**DATA TO USE**
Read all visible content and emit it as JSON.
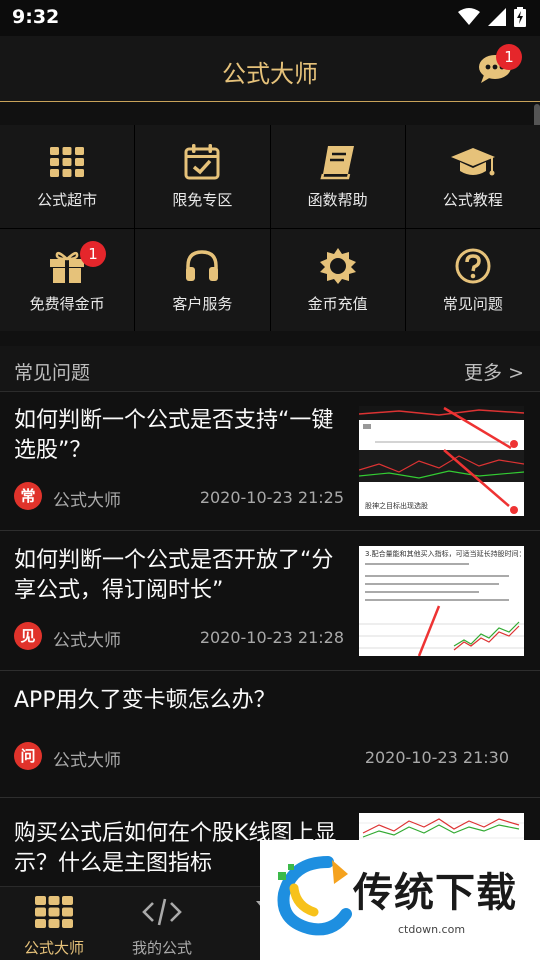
{
  "status_bar": {
    "time": "9:32"
  },
  "header": {
    "title": "公式大师",
    "message_badge": "1"
  },
  "menu": [
    {
      "label": "公式超市",
      "icon": "grid-icon"
    },
    {
      "label": "限免专区",
      "icon": "calendar-check-icon"
    },
    {
      "label": "函数帮助",
      "icon": "book-icon"
    },
    {
      "label": "公式教程",
      "icon": "graduation-cap-icon"
    },
    {
      "label": "免费得金币",
      "icon": "gift-icon",
      "badge": "1"
    },
    {
      "label": "客户服务",
      "icon": "headset-icon"
    },
    {
      "label": "金币充值",
      "icon": "sun-icon"
    },
    {
      "label": "常见问题",
      "icon": "question-circle-icon"
    }
  ],
  "faq": {
    "title": "常见问题",
    "more": "更多 >",
    "items": [
      {
        "title": "如何判断一个公式是否支持“一键选股”？",
        "tag": "常",
        "author": "公式大师",
        "date": "2020-10-23 21:25",
        "thumb_caption": "股神之目标出现选股"
      },
      {
        "title": "如何判断一个公式是否开放了“分享公式，得订阅时长”",
        "tag": "见",
        "author": "公式大师",
        "date": "2020-10-23 21:28",
        "thumb_caption": "3.配合量能和其他买入指标，可适当延长持股时间："
      },
      {
        "title": "APP用久了变卡顿怎么办？",
        "tag": "问",
        "author": "公式大师",
        "date": "2020-10-23 21:30"
      },
      {
        "title": "购买公式后如何在个股K线图上显示？什么是主图指标",
        "tag": "",
        "author": "",
        "date": ""
      }
    ]
  },
  "bottom_nav": [
    {
      "label": "公式大师",
      "icon": "grid-icon",
      "active": true
    },
    {
      "label": "我的公式",
      "icon": "code-icon",
      "active": false
    },
    {
      "label": "自",
      "icon": "filter-icon",
      "active": false
    }
  ],
  "watermark": {
    "text": "传统下载",
    "url": "ctdown.com"
  },
  "colors": {
    "accent": "#e6c27a",
    "badge": "#e5262b",
    "background": "#111111"
  }
}
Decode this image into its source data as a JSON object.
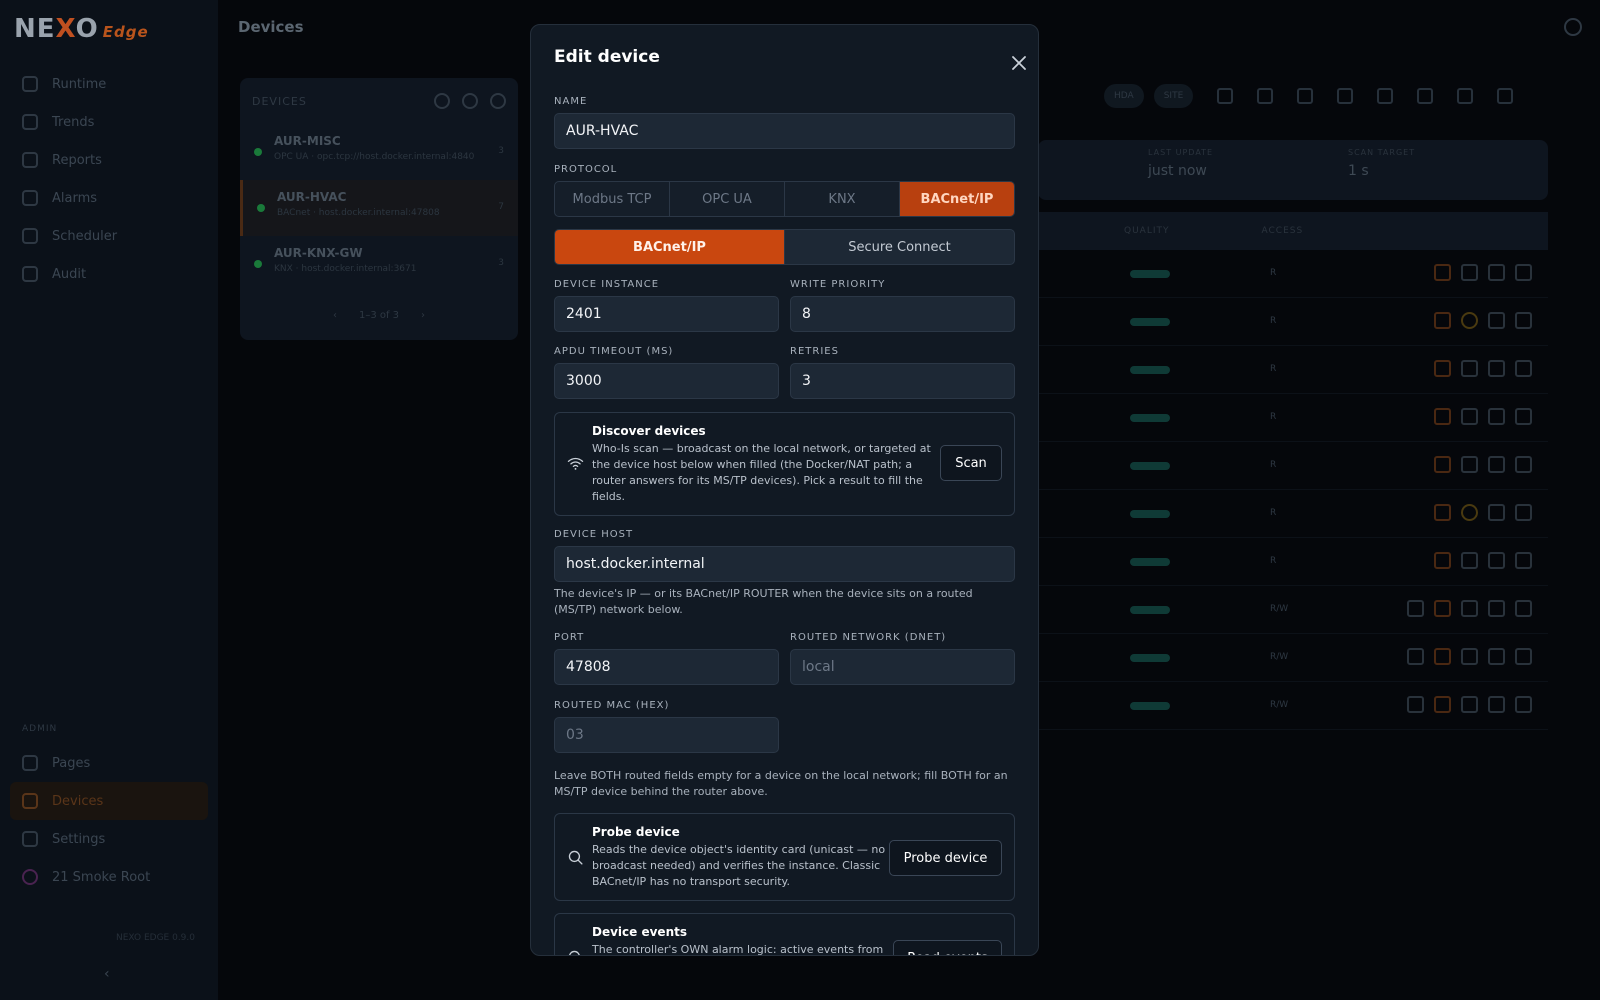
{
  "app": {
    "logo": {
      "part1": "NE",
      "part2": "X",
      "part3": "O",
      "suffix": "Edge"
    },
    "page_title": "Devices",
    "nav": [
      {
        "label": "Runtime"
      },
      {
        "label": "Trends"
      },
      {
        "label": "Reports"
      },
      {
        "label": "Alarms"
      },
      {
        "label": "Scheduler"
      },
      {
        "label": "Audit"
      }
    ],
    "nav_section": "ADMIN",
    "nav_bottom": [
      {
        "label": "Pages"
      },
      {
        "label": "Devices"
      },
      {
        "label": "Settings"
      },
      {
        "label": "21 Smoke Root"
      }
    ],
    "version": "NEXO EDGE 0.9.0",
    "devices_panel": {
      "header": "DEVICES",
      "items": [
        {
          "name": "AUR-MISC",
          "sub": "OPC UA · opc.tcp://host.docker.internal:4840",
          "count": "3"
        },
        {
          "name": "AUR-HVAC",
          "sub": "BACnet · host.docker.internal:47808",
          "count": "7"
        },
        {
          "name": "AUR-KNX-GW",
          "sub": "KNX · host.docker.internal:3671",
          "count": "3"
        }
      ],
      "pager": "1–3 of 3"
    },
    "summary": {
      "last_update_label": "LAST UPDATE",
      "last_update_value": "just now",
      "scan_target_label": "SCAN TARGET",
      "scan_target_value": "1 s"
    },
    "toolbar": {
      "pill1": "HDA",
      "pill2": "SITE"
    },
    "table": {
      "col_quality": "QUALITY",
      "col_access": "ACCESS",
      "rows": [
        "R",
        "R",
        "R",
        "R",
        "R",
        "R",
        "R",
        "R/W",
        "R/W",
        "R/W"
      ]
    }
  },
  "modal": {
    "title": "Edit device",
    "name_label": "NAME",
    "name_value": "AUR-HVAC",
    "protocol_label": "PROTOCOL",
    "protocols": [
      "Modbus TCP",
      "OPC UA",
      "KNX",
      "BACnet/IP"
    ],
    "protocol_selected": 3,
    "transports": [
      "BACnet/IP",
      "Secure Connect"
    ],
    "transport_selected": 0,
    "device_instance_label": "DEVICE INSTANCE",
    "device_instance_value": "2401",
    "write_priority_label": "WRITE PRIORITY",
    "write_priority_value": "8",
    "apdu_timeout_label": "APDU TIMEOUT (MS)",
    "apdu_timeout_value": "3000",
    "retries_label": "RETRIES",
    "retries_value": "3",
    "discover": {
      "title": "Discover devices",
      "text": "Who-Is scan — broadcast on the local network, or targeted at the device host below when filled (the Docker/NAT path; a router answers for its MS/TP devices). Pick a result to fill the fields.",
      "button": "Scan"
    },
    "device_host_label": "DEVICE HOST",
    "device_host_value": "host.docker.internal",
    "device_host_help": "The device's IP — or its BACnet/IP ROUTER when the device sits on a routed (MS/TP) network below.",
    "port_label": "PORT",
    "port_value": "47808",
    "routed_network_label": "ROUTED NETWORK (DNET)",
    "routed_network_placeholder": "local",
    "routed_mac_label": "ROUTED MAC (HEX)",
    "routed_mac_placeholder": "03",
    "routed_help": "Leave BOTH routed fields empty for a device on the local network; fill BOTH for an MS/TP device behind the router above.",
    "probe": {
      "title": "Probe device",
      "text": "Reads the device object's identity card (unicast — no broadcast needed) and verifies the instance. Classic BACnet/IP has no transport security.",
      "button": "Probe device"
    },
    "events": {
      "title": "Device events",
      "text": "The controller's OWN alarm logic: active events from",
      "button": "Read events"
    }
  },
  "colors": {
    "accent": "#c9470f",
    "modal_bg": "#111923",
    "field_bg": "#1d2835",
    "page_bg": "#05070b"
  }
}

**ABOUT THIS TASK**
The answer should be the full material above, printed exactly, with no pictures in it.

**OUTPUT OF THE TASK**
Read all visible content and emit it as JSON.
{
  "status_bar": {
    "time": "9:32"
  },
  "header": {
    "title": "公式大师",
    "message_badge": "1"
  },
  "menu": [
    {
      "label": "公式超市",
      "icon": "grid-icon"
    },
    {
      "label": "限免专区",
      "icon": "calendar-check-icon"
    },
    {
      "label": "函数帮助",
      "icon": "book-icon"
    },
    {
      "label": "公式教程",
      "icon": "graduation-cap-icon"
    },
    {
      "label": "免费得金币",
      "icon": "gift-icon",
      "badge": "1"
    },
    {
      "label": "客户服务",
      "icon": "headset-icon"
    },
    {
      "label": "金币充值",
      "icon": "sun-icon"
    },
    {
      "label": "常见问题",
      "icon": "question-circle-icon"
    }
  ],
  "faq": {
    "title": "常见问题",
    "more": "更多 >",
    "items": [
      {
        "title": "如何判断一个公式是否支持“一键选股”？",
        "tag": "常",
        "author": "公式大师",
        "date": "2020-10-23 21:25",
        "thumb_caption": "股神之目标出现选股"
      },
      {
        "title": "如何判断一个公式是否开放了“分享公式，得订阅时长”",
        "tag": "见",
        "author": "公式大师",
        "date": "2020-10-23 21:28",
        "thumb_caption": "3.配合量能和其他买入指标，可适当延长持股时间："
      },
      {
        "title": "APP用久了变卡顿怎么办？",
        "tag": "问",
        "author": "公式大师",
        "date": "2020-10-23 21:30"
      },
      {
        "title": "购买公式后如何在个股K线图上显示？什么是主图指标",
        "tag": "",
        "author": "",
        "date": ""
      }
    ]
  },
  "bottom_nav": [
    {
      "label": "公式大师",
      "icon": "grid-icon",
      "active": true
    },
    {
      "label": "我的公式",
      "icon": "code-icon",
      "active": false
    },
    {
      "label": "自",
      "icon": "filter-icon",
      "active": false
    }
  ],
  "watermark": {
    "text": "传统下载",
    "url": "ctdown.com"
  },
  "colors": {
    "accent": "#e6c27a",
    "badge": "#e5262b",
    "background": "#111111"
  }
}
Decode this image into its source data as a JSON object.
{
  "app": {
    "logo": {
      "part1": "NE",
      "part2": "X",
      "part3": "O",
      "suffix": "Edge"
    },
    "page_title": "Devices",
    "nav": [
      {
        "label": "Runtime"
      },
      {
        "label": "Trends"
      },
      {
        "label": "Reports"
      },
      {
        "label": "Alarms"
      },
      {
        "label": "Scheduler"
      },
      {
        "label": "Audit"
      }
    ],
    "nav_section": "ADMIN",
    "nav_bottom": [
      {
        "label": "Pages"
      },
      {
        "label": "Devices"
      },
      {
        "label": "Settings"
      },
      {
        "label": "21 Smoke Root"
      }
    ],
    "version": "NEXO EDGE 0.9.0",
    "devices_panel": {
      "header": "DEVICES",
      "items": [
        {
          "name": "AUR-MISC",
          "sub": "OPC UA · opc.tcp://host.docker.internal:4840",
          "count": "3"
        },
        {
          "name": "AUR-HVAC",
          "sub": "BACnet · host.docker.internal:47808",
          "count": "7"
        },
        {
          "name": "AUR-KNX-GW",
          "sub": "KNX · host.docker.internal:3671",
          "count": "3"
        }
      ],
      "pager": "1–3 of 3"
    },
    "summary": {
      "last_update_label": "LAST UPDATE",
      "last_update_value": "just now",
      "scan_target_label": "SCAN TARGET",
      "scan_target_value": "1 s"
    },
    "toolbar": {
      "pill1": "HDA",
      "pill2": "SITE"
    },
    "table": {
      "col_quality": "QUALITY",
      "col_access": "ACCESS",
      "rows": [
        "R",
        "R",
        "R",
        "R",
        "R",
        "R",
        "R",
        "R/W",
        "R/W",
        "R/W"
      ]
    }
  },
  "modal": {
    "title": "Edit device",
    "name_label": "NAME",
    "name_value": "AUR-HVAC",
    "protocol_label": "PROTOCOL",
    "protocols": [
      "Modbus TCP",
      "OPC UA",
      "KNX",
      "BACnet/IP"
    ],
    "protocol_selected": 3,
    "transports": [
      "BACnet/IP",
      "Secure Connect"
    ],
    "transport_selected": 0,
    "device_instance_label": "DEVICE INSTANCE",
    "device_instance_value": "2401",
    "write_priority_label": "WRITE PRIORITY",
    "write_priority_value": "8",
    "apdu_timeout_label": "APDU TIMEOUT (MS)",
    "apdu_timeout_value": "3000",
    "retries_label": "RETRIES",
    "retries_value": "3",
    "discover": {
      "title": "Discover devices",
      "text": "Who-Is scan — broadcast on the local network, or targeted at the device host below when filled (the Docker/NAT path; a router answers for its MS/TP devices). Pick a result to fill the fields.",
      "button": "Scan"
    },
    "device_host_label": "DEVICE HOST",
    "device_host_value": "host.docker.internal",
    "device_host_help": "The device's IP — or its BACnet/IP ROUTER when the device sits on a routed (MS/TP) network below.",
    "port_label": "PORT",
    "port_value": "47808",
    "routed_network_label": "ROUTED NETWORK (DNET)",
    "routed_network_placeholder": "local",
    "routed_mac_label": "ROUTED MAC (HEX)",
    "routed_mac_placeholder": "03",
    "routed_help": "Leave BOTH routed fields empty for a device on the local network; fill BOTH for an MS/TP device behind the router above.",
    "probe": {
      "title": "Probe device",
      "text": "Reads the device object's identity card (unicast — no broadcast needed) and verifies the instance. Classic BACnet/IP has no transport security.",
      "button": "Probe device"
    },
    "events": {
      "title": "Device events",
      "text": "The controller's OWN alarm logic: active events from",
      "button": "Read events"
    }
  },
  "colors": {
    "accent": "#c9470f",
    "modal_bg": "#111923",
    "field_bg": "#1d2835",
    "page_bg": "#05070b"
  }
}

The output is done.